• **WORK TO BE COMPLETED**: Going through the records that follow, please count the lines with "this" in them and give only the count.

** DATASET EXCERPTS follows **

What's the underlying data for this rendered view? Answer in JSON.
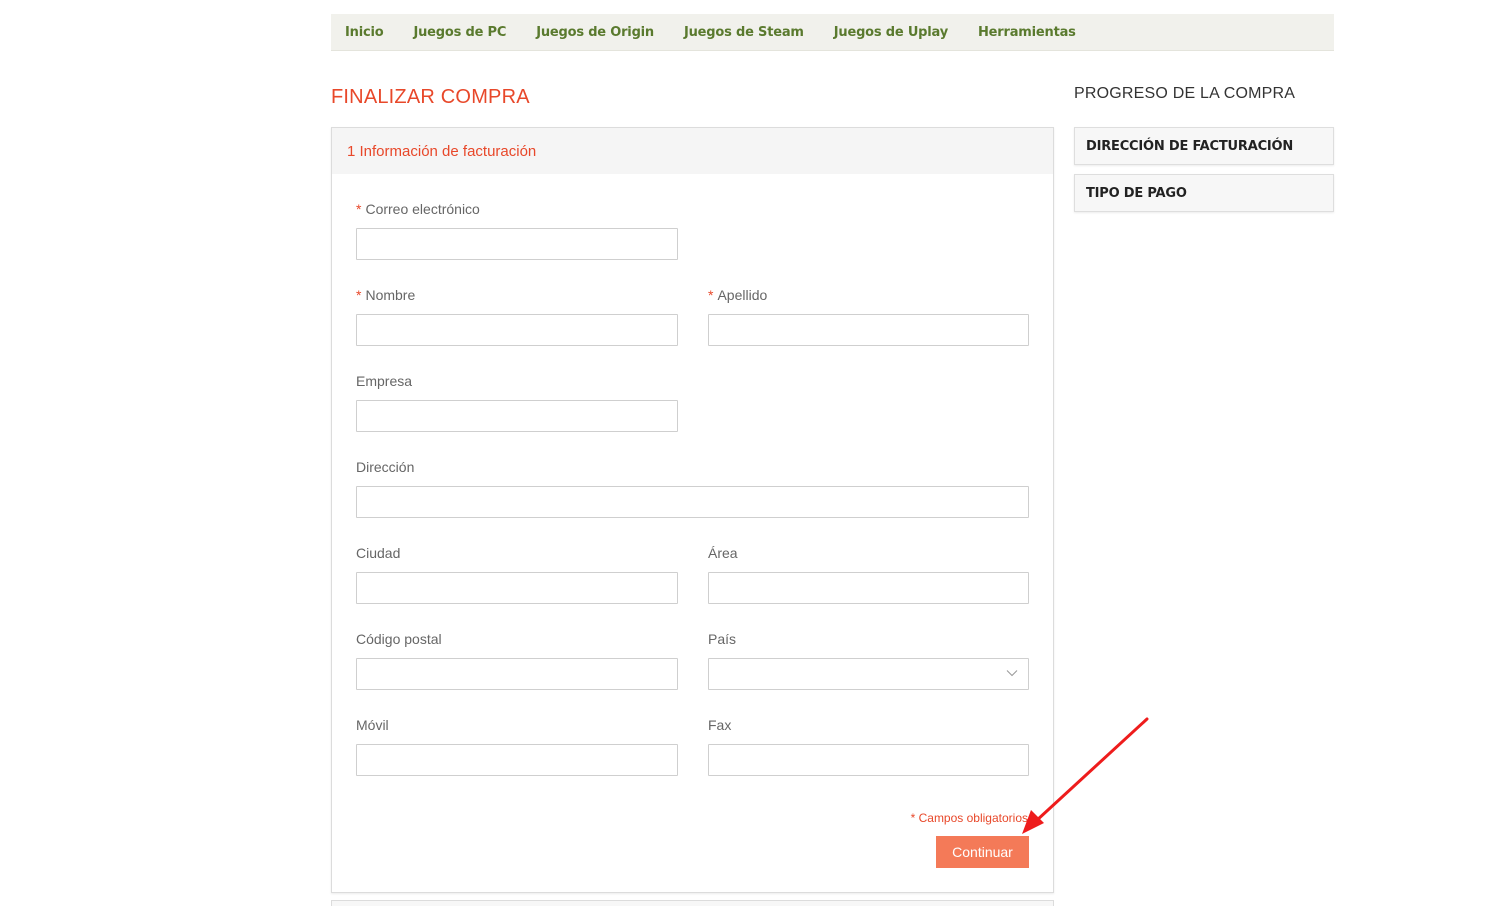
{
  "nav": {
    "items": [
      "Inicio",
      "Juegos de PC",
      "Juegos de Origin",
      "Juegos de Steam",
      "Juegos de Uplay",
      "Herramientas"
    ]
  },
  "page_title": "FINALIZAR COMPRA",
  "section": {
    "title": "1 Información de facturación"
  },
  "form": {
    "required_mark": "*",
    "email_label": "Correo electrónico",
    "first_name_label": "Nombre",
    "last_name_label": "Apellido",
    "company_label": "Empresa",
    "address_label": "Dirección",
    "city_label": "Ciudad",
    "area_label": "Área",
    "postal_code_label": "Código postal",
    "country_label": "País",
    "mobile_label": "Móvil",
    "fax_label": "Fax",
    "email_value": "",
    "first_name_value": "",
    "last_name_value": "",
    "company_value": "",
    "address_value": "",
    "city_value": "",
    "area_value": "",
    "postal_code_value": "",
    "country_value": "",
    "mobile_value": "",
    "fax_value": "",
    "required_note": "* Campos obligatorios",
    "continue_label": "Continuar"
  },
  "sidebar": {
    "title": "PROGRESO DE LA COMPRA",
    "steps": [
      "DIRECCIÓN DE FACTURACIÓN",
      "TIPO DE PAGO"
    ]
  },
  "icons": {
    "country_select": "chevron-down-icon",
    "annotation": "red-arrow-icon"
  },
  "colors": {
    "accent": "#e8482a",
    "button": "#f47a58",
    "nav_text": "#5a7a2e",
    "nav_bg": "#f1f1ec",
    "annotation_arrow": "#ee1c1c"
  }
}
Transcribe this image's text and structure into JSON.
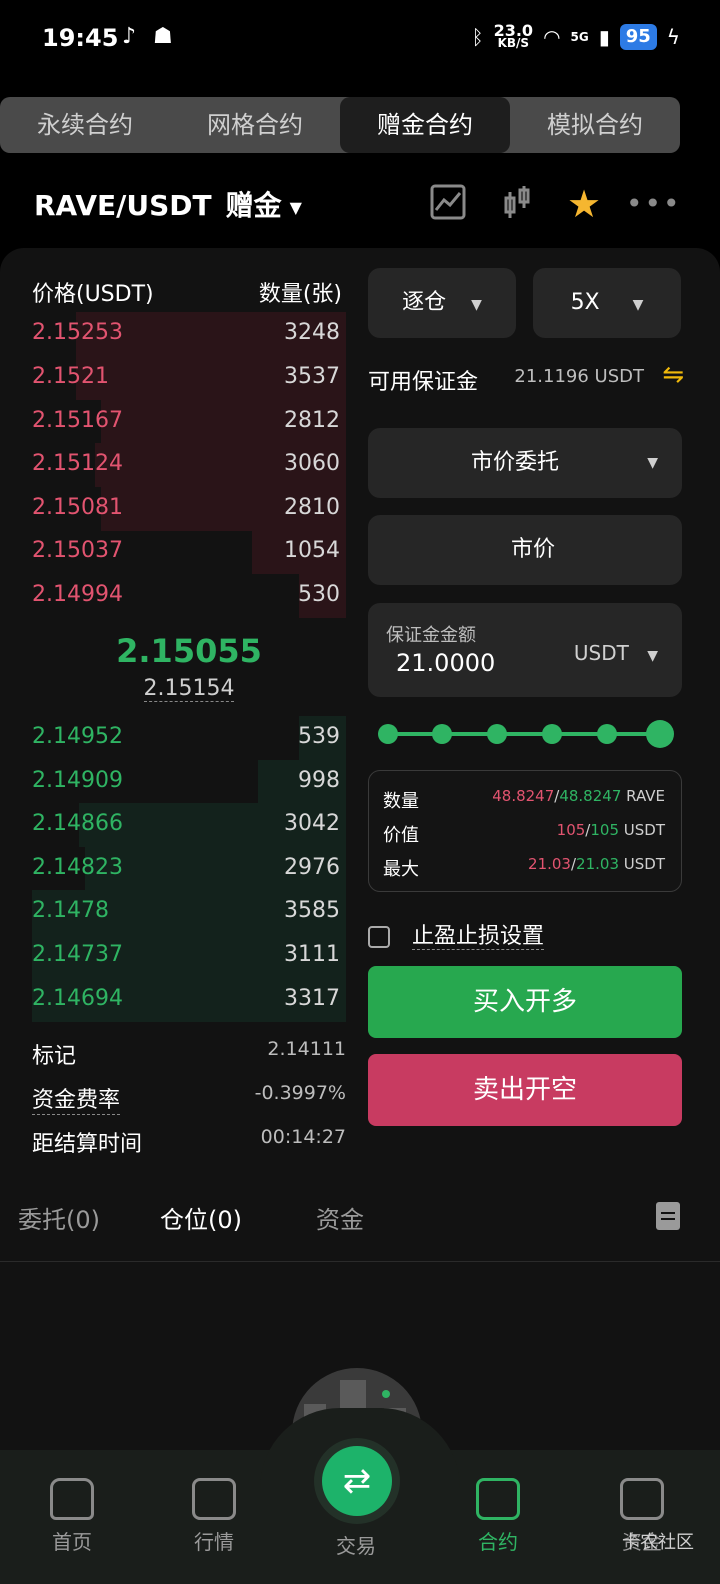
{
  "status_bar": {
    "time": "19:45",
    "net_speed_value": "23.0",
    "net_speed_unit": "KB/S",
    "network": "5G",
    "battery": "95"
  },
  "top_tabs": [
    "永续合约",
    "网格合约",
    "赠金合约",
    "模拟合约"
  ],
  "header": {
    "pair": "RAVE/USDT",
    "badge": "赠金"
  },
  "orderbook": {
    "price_header": "价格(USDT)",
    "qty_header": "数量(张)",
    "asks": [
      {
        "price": "2.15253",
        "qty": "3248"
      },
      {
        "price": "2.1521",
        "qty": "3537"
      },
      {
        "price": "2.15167",
        "qty": "2812"
      },
      {
        "price": "2.15124",
        "qty": "3060"
      },
      {
        "price": "2.15081",
        "qty": "2810"
      },
      {
        "price": "2.15037",
        "qty": "1054"
      },
      {
        "price": "2.14994",
        "qty": "530"
      }
    ],
    "last_price": "2.15055",
    "mark_price": "2.15154",
    "bids": [
      {
        "price": "2.14952",
        "qty": "539"
      },
      {
        "price": "2.14909",
        "qty": "998"
      },
      {
        "price": "2.14866",
        "qty": "3042"
      },
      {
        "price": "2.14823",
        "qty": "2976"
      },
      {
        "price": "2.1478",
        "qty": "3585"
      },
      {
        "price": "2.14737",
        "qty": "3111"
      },
      {
        "price": "2.14694",
        "qty": "3317"
      }
    ]
  },
  "market_info": {
    "mark_label": "标记",
    "mark_value": "2.14111",
    "funding_label": "资金费率",
    "funding_value": "-0.3997%",
    "settle_label": "距结算时间",
    "settle_value": "00:14:27"
  },
  "form": {
    "margin_mode": "逐仓",
    "leverage": "5X",
    "available_label": "可用保证金",
    "available_value": "21.1196 USDT",
    "order_type": "市价委托",
    "price_input": "市价",
    "amount_label": "保证金金额",
    "amount_value": "21.0000",
    "amount_unit": "USDT",
    "summary": {
      "qty_label": "数量",
      "qty_a": "48.8247",
      "qty_b": "48.8247",
      "qty_unit": "RAVE",
      "value_label": "价值",
      "value_a": "105",
      "value_b": "105",
      "value_unit": "USDT",
      "max_label": "最大",
      "max_a": "21.03",
      "max_b": "21.03",
      "max_unit": "USDT"
    },
    "tpsl_label": "止盈止损设置",
    "buy_label": "买入开多",
    "sell_label": "卖出开空"
  },
  "bottom_tabs": [
    "委托(0)",
    "仓位(0)",
    "资金"
  ],
  "nav": [
    "首页",
    "行情",
    "交易",
    "合约",
    "资金"
  ],
  "watermark": "卡农社区",
  "colors": {
    "ask": "#e25470",
    "bid": "#2fb463",
    "buy_button": "#27a84f",
    "sell_button": "#c83b61"
  }
}
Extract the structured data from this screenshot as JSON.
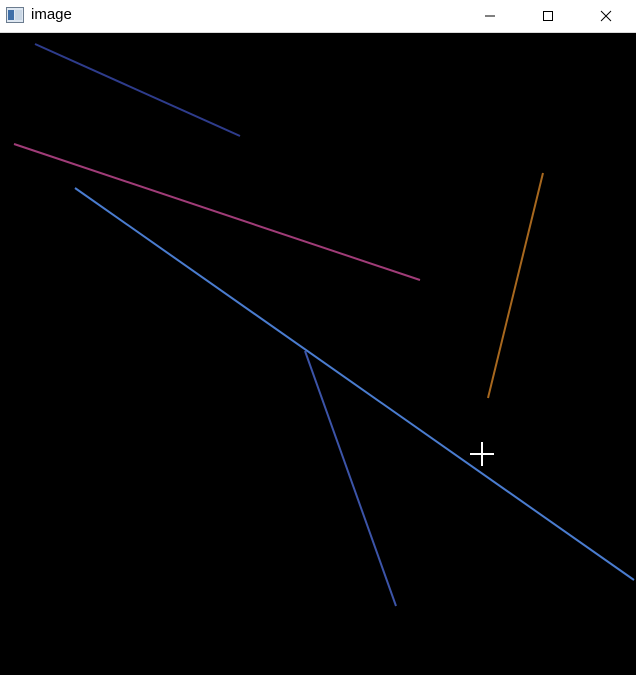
{
  "window": {
    "title": "image",
    "controls": {
      "minimize_icon": "minimize-icon",
      "maximize_icon": "maximize-icon",
      "close_icon": "close-icon"
    }
  },
  "canvas": {
    "background": "#000000",
    "line_colors": [
      "#2e3c8c",
      "#a03c78",
      "#4a7ccf",
      "#3c54a8",
      "#a8681e"
    ],
    "cursor": "crosshair",
    "cursor_color": "#ffffff"
  }
}
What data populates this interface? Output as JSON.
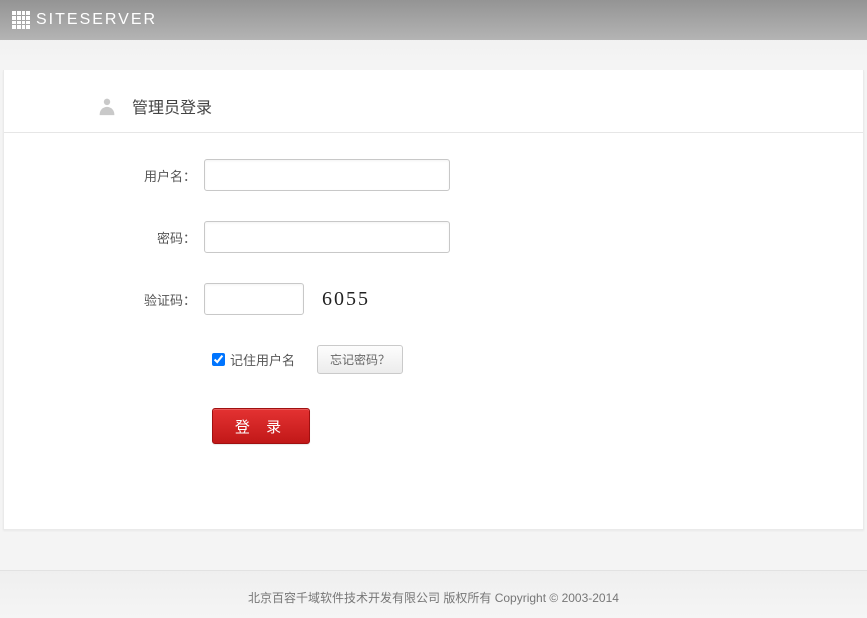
{
  "header": {
    "brand": "SITESERVER"
  },
  "login": {
    "title": "管理员登录",
    "username_label": "用户名：",
    "password_label": "密码：",
    "captcha_label": "验证码：",
    "captcha_value": "6055",
    "remember_label": "记住用户名",
    "remember_checked": true,
    "forgot_button": "忘记密码？",
    "submit_button": "登 录"
  },
  "footer": {
    "copyright": "北京百容千域软件技术开发有限公司 版权所有 Copyright © 2003-2014"
  }
}
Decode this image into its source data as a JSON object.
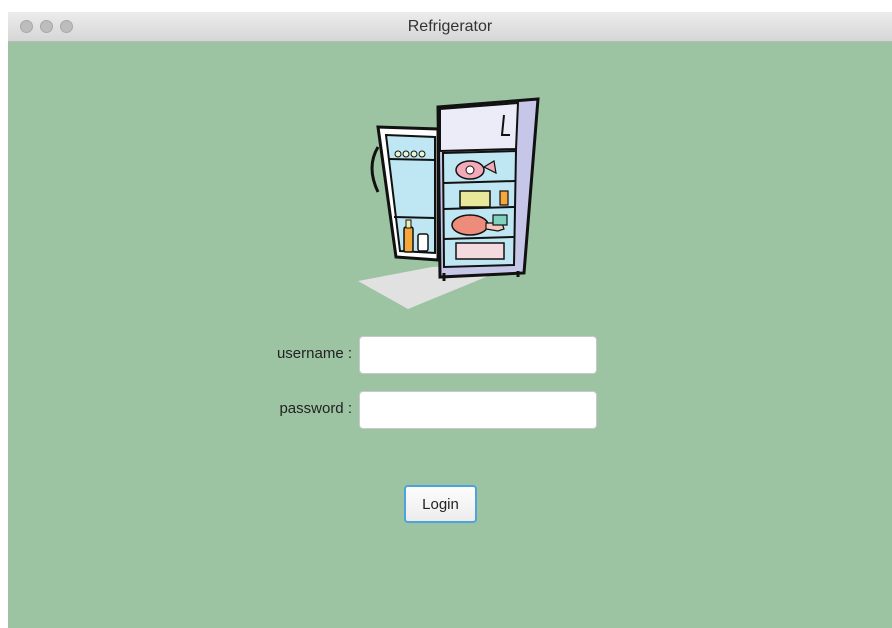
{
  "window": {
    "title": "Refrigerator"
  },
  "form": {
    "username_label": "username :",
    "username_value": "",
    "password_label": "password :",
    "password_value": "",
    "login_label": "Login"
  },
  "colors": {
    "window_background": "#9cc4a3",
    "button_focus_ring": "#4fa3d8"
  },
  "icons": {
    "illustration": "refrigerator-illustration"
  }
}
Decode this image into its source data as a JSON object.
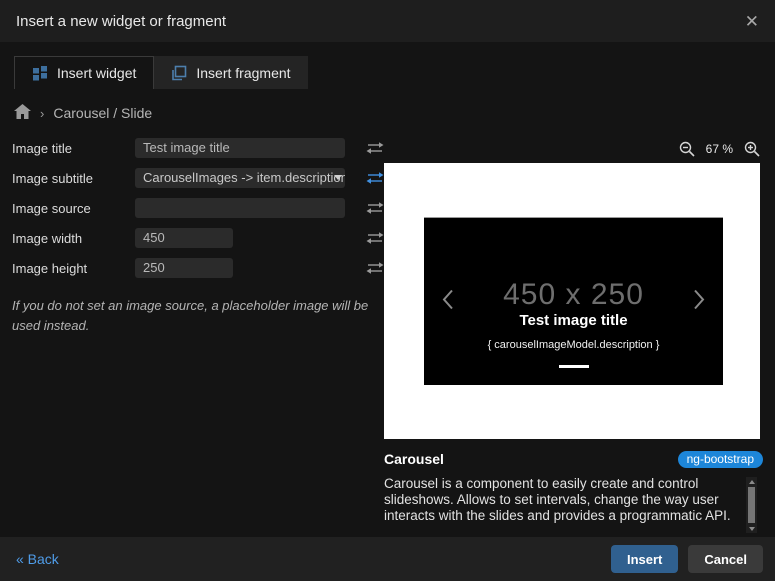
{
  "dialog": {
    "title": "Insert a new widget or fragment",
    "close_glyph": "✕"
  },
  "tabs": {
    "widget": {
      "label": "Insert widget",
      "icon": "widget-grid-icon",
      "active": true
    },
    "fragment": {
      "label": "Insert fragment",
      "icon": "fragment-copy-icon",
      "active": false
    }
  },
  "breadcrumb": {
    "separator": "›",
    "path": "Carousel / Slide"
  },
  "form": {
    "fields": [
      {
        "label": "Image title",
        "value": "Test image title",
        "type": "text"
      },
      {
        "label": "Image subtitle",
        "value": "CarouselImages -> item.description",
        "type": "select"
      },
      {
        "label": "Image source",
        "value": "",
        "type": "text"
      },
      {
        "label": "Image width",
        "value": "450",
        "type": "number"
      },
      {
        "label": "Image height",
        "value": "250",
        "type": "number"
      }
    ],
    "note": "If you do not set an image source, a placeholder image will be used instead."
  },
  "preview": {
    "zoom_level": "67 %",
    "carousel": {
      "placeholder": "450 x 250",
      "title": "Test image title",
      "subtitle": "{ carouselImageModel.description }"
    }
  },
  "widget_info": {
    "name": "Carousel",
    "badge": "ng-bootstrap",
    "description": "Carousel is a component to easily create and control slideshows. Allows to set intervals, change the way user interacts with the slides and provides a programmatic API."
  },
  "footer": {
    "back_label": "« Back",
    "insert_label": "Insert",
    "cancel_label": "Cancel"
  },
  "colors": {
    "accent_blue": "#3d6f9e",
    "badge_blue": "#1d86d9",
    "insert_button_blue": "#30608f",
    "link_blue": "#4f9ce8",
    "swap_active_blue": "#4090e0",
    "icon_gray": "#9a9a9a"
  }
}
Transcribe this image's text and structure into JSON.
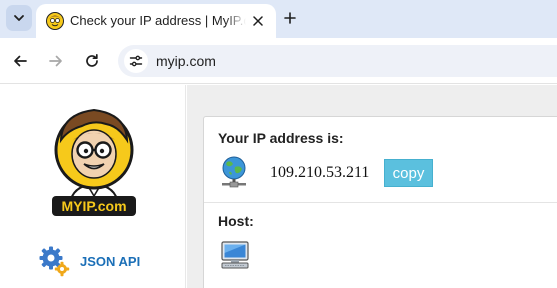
{
  "browser": {
    "tab": {
      "title": "Check your IP address | MyIP.com",
      "favicon": "myip-face-favicon-icon"
    },
    "new_tab_icon": "plus-icon",
    "toolbar": {
      "back_icon": "arrow-left-icon",
      "forward_icon": "arrow-right-icon",
      "reload_icon": "reload-icon",
      "site_info_icon": "tune-icon",
      "url": "myip.com"
    }
  },
  "sidebar": {
    "logo_text": "MYIP.com",
    "json_api": {
      "label": "JSON API",
      "icon": "gears-icon"
    }
  },
  "main": {
    "ip_section": {
      "heading": "Your IP address is:",
      "ip": "109.210.53.211",
      "copy_label": "copy",
      "icon": "globe-network-icon"
    },
    "host_section": {
      "heading": "Host:",
      "icon": "monitor-icon"
    }
  },
  "colors": {
    "tabstrip": "#dfe8f7",
    "omnibox": "#eef1f8",
    "copy_button": "#5bc0de",
    "link_blue": "#1b6fb7",
    "page_bg": "#eeeeee"
  }
}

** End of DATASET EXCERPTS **

• **RESPONSE BOX**: 7